→ **Problem requirements**
Write out the entries once more, exactly as they appear.

--

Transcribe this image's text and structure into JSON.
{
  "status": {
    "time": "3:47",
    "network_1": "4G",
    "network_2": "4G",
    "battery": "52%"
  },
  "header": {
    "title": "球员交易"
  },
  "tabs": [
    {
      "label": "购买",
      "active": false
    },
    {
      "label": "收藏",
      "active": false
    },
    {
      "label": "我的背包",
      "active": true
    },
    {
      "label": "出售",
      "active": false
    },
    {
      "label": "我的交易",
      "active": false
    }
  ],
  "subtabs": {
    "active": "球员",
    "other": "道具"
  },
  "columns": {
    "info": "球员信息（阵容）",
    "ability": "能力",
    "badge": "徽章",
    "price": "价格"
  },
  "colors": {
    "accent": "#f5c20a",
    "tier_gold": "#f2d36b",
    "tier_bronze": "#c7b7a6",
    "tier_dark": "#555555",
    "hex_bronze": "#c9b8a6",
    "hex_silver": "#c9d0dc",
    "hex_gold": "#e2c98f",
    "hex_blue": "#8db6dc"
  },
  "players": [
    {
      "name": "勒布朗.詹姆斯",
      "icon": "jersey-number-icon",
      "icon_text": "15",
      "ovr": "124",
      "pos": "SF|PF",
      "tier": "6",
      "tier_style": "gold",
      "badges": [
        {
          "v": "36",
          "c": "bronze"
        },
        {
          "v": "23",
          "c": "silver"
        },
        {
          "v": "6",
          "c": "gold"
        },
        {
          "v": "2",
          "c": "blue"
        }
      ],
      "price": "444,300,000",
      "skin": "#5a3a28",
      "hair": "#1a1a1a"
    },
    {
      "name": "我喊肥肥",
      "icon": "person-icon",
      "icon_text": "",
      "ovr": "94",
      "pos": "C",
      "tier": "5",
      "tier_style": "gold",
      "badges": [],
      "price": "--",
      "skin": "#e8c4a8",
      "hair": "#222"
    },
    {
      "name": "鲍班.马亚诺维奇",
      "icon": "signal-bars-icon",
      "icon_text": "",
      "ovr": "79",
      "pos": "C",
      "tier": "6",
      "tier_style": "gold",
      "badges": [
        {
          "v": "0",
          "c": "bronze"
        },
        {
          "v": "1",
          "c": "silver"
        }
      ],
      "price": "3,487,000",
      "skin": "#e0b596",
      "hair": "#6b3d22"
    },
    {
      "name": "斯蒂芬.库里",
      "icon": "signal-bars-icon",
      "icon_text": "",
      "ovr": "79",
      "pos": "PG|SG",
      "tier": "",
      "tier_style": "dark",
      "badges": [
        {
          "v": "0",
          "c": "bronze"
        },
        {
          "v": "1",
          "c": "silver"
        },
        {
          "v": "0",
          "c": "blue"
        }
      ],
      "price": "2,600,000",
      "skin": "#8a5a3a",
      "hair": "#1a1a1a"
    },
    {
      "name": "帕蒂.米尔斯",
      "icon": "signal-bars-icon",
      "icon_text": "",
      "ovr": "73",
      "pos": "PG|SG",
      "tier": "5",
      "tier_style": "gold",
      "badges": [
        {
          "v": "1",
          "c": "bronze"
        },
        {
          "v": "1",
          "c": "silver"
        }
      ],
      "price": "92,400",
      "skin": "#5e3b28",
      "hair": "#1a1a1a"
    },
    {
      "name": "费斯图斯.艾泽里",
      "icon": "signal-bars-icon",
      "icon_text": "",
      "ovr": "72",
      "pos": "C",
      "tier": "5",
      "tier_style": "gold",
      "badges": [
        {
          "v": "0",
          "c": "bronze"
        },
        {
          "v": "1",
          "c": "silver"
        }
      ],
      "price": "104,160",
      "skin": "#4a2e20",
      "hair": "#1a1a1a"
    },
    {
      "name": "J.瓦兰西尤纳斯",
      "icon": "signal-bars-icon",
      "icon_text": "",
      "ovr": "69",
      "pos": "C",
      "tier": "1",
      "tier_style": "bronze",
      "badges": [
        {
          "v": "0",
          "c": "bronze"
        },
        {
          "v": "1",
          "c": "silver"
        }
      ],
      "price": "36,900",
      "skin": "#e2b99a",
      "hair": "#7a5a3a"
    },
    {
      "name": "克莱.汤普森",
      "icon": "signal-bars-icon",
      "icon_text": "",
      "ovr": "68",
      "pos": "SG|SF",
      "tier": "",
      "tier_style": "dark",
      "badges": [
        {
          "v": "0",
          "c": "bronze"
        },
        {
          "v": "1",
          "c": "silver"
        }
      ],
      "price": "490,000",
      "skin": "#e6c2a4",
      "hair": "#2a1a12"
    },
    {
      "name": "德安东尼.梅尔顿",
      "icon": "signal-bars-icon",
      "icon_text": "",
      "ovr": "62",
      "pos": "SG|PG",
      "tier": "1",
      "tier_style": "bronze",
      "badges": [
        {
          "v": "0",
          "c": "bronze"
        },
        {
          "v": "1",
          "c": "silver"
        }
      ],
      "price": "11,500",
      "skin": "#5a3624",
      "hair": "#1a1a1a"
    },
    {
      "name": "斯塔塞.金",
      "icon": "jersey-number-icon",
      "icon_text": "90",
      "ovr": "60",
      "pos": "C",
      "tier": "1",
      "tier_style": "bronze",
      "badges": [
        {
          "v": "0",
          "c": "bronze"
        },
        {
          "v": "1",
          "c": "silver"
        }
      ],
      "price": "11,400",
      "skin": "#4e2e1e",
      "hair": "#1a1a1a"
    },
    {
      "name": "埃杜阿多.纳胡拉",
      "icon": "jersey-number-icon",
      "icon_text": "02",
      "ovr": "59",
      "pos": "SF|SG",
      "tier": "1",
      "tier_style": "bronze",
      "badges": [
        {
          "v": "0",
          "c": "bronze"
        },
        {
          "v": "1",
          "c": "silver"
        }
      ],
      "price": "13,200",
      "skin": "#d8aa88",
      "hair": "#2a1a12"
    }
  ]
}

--

→ **Result for this exercise**
Transcribe this image's text and structure into JSON.
{
  "status": {
    "time": "3:47",
    "network_1": "4G",
    "network_2": "4G",
    "battery": "52%"
  },
  "header": {
    "title": "球员交易"
  },
  "tabs": [
    {
      "label": "购买",
      "active": false
    },
    {
      "label": "收藏",
      "active": false
    },
    {
      "label": "我的背包",
      "active": true
    },
    {
      "label": "出售",
      "active": false
    },
    {
      "label": "我的交易",
      "active": false
    }
  ],
  "subtabs": {
    "active": "球员",
    "other": "道具"
  },
  "columns": {
    "info": "球员信息（阵容）",
    "ability": "能力",
    "badge": "徽章",
    "price": "价格"
  },
  "colors": {
    "accent": "#f5c20a",
    "tier_gold": "#f2d36b",
    "tier_bronze": "#c7b7a6",
    "tier_dark": "#555555",
    "hex_bronze": "#c9b8a6",
    "hex_silver": "#c9d0dc",
    "hex_gold": "#e2c98f",
    "hex_blue": "#8db6dc"
  },
  "players": [
    {
      "name": "勒布朗.詹姆斯",
      "icon": "jersey-number-icon",
      "icon_text": "15",
      "ovr": "124",
      "pos": "SF|PF",
      "tier": "6",
      "tier_style": "gold",
      "badges": [
        {
          "v": "36",
          "c": "bronze"
        },
        {
          "v": "23",
          "c": "silver"
        },
        {
          "v": "6",
          "c": "gold"
        },
        {
          "v": "2",
          "c": "blue"
        }
      ],
      "price": "444,300,000",
      "skin": "#5a3a28",
      "hair": "#1a1a1a"
    },
    {
      "name": "我喊肥肥",
      "icon": "person-icon",
      "icon_text": "",
      "ovr": "94",
      "pos": "C",
      "tier": "5",
      "tier_style": "gold",
      "badges": [],
      "price": "--",
      "skin": "#e8c4a8",
      "hair": "#222"
    },
    {
      "name": "鲍班.马亚诺维奇",
      "icon": "signal-bars-icon",
      "icon_text": "",
      "ovr": "79",
      "pos": "C",
      "tier": "6",
      "tier_style": "gold",
      "badges": [
        {
          "v": "0",
          "c": "bronze"
        },
        {
          "v": "1",
          "c": "silver"
        }
      ],
      "price": "3,487,000",
      "skin": "#e0b596",
      "hair": "#6b3d22"
    },
    {
      "name": "斯蒂芬.库里",
      "icon": "signal-bars-icon",
      "icon_text": "",
      "ovr": "79",
      "pos": "PG|SG",
      "tier": "",
      "tier_style": "dark",
      "badges": [
        {
          "v": "0",
          "c": "bronze"
        },
        {
          "v": "1",
          "c": "silver"
        },
        {
          "v": "0",
          "c": "blue"
        }
      ],
      "price": "2,600,000",
      "skin": "#8a5a3a",
      "hair": "#1a1a1a"
    },
    {
      "name": "帕蒂.米尔斯",
      "icon": "signal-bars-icon",
      "icon_text": "",
      "ovr": "73",
      "pos": "PG|SG",
      "tier": "5",
      "tier_style": "gold",
      "badges": [
        {
          "v": "1",
          "c": "bronze"
        },
        {
          "v": "1",
          "c": "silver"
        }
      ],
      "price": "92,400",
      "skin": "#5e3b28",
      "hair": "#1a1a1a"
    },
    {
      "name": "费斯图斯.艾泽里",
      "icon": "signal-bars-icon",
      "icon_text": "",
      "ovr": "72",
      "pos": "C",
      "tier": "5",
      "tier_style": "gold",
      "badges": [
        {
          "v": "0",
          "c": "bronze"
        },
        {
          "v": "1",
          "c": "silver"
        }
      ],
      "price": "104,160",
      "skin": "#4a2e20",
      "hair": "#1a1a1a"
    },
    {
      "name": "J.瓦兰西尤纳斯",
      "icon": "signal-bars-icon",
      "icon_text": "",
      "ovr": "69",
      "pos": "C",
      "tier": "1",
      "tier_style": "bronze",
      "badges": [
        {
          "v": "0",
          "c": "bronze"
        },
        {
          "v": "1",
          "c": "silver"
        }
      ],
      "price": "36,900",
      "skin": "#e2b99a",
      "hair": "#7a5a3a"
    },
    {
      "name": "克莱.汤普森",
      "icon": "signal-bars-icon",
      "icon_text": "",
      "ovr": "68",
      "pos": "SG|SF",
      "tier": "",
      "tier_style": "dark",
      "badges": [
        {
          "v": "0",
          "c": "bronze"
        },
        {
          "v": "1",
          "c": "silver"
        }
      ],
      "price": "490,000",
      "skin": "#e6c2a4",
      "hair": "#2a1a12"
    },
    {
      "name": "德安东尼.梅尔顿",
      "icon": "signal-bars-icon",
      "icon_text": "",
      "ovr": "62",
      "pos": "SG|PG",
      "tier": "1",
      "tier_style": "bronze",
      "badges": [
        {
          "v": "0",
          "c": "bronze"
        },
        {
          "v": "1",
          "c": "silver"
        }
      ],
      "price": "11,500",
      "skin": "#5a3624",
      "hair": "#1a1a1a"
    },
    {
      "name": "斯塔塞.金",
      "icon": "jersey-number-icon",
      "icon_text": "90",
      "ovr": "60",
      "pos": "C",
      "tier": "1",
      "tier_style": "bronze",
      "badges": [
        {
          "v": "0",
          "c": "bronze"
        },
        {
          "v": "1",
          "c": "silver"
        }
      ],
      "price": "11,400",
      "skin": "#4e2e1e",
      "hair": "#1a1a1a"
    },
    {
      "name": "埃杜阿多.纳胡拉",
      "icon": "jersey-number-icon",
      "icon_text": "02",
      "ovr": "59",
      "pos": "SF|SG",
      "tier": "1",
      "tier_style": "bronze",
      "badges": [
        {
          "v": "0",
          "c": "bronze"
        },
        {
          "v": "1",
          "c": "silver"
        }
      ],
      "price": "13,200",
      "skin": "#d8aa88",
      "hair": "#2a1a12"
    }
  ]
}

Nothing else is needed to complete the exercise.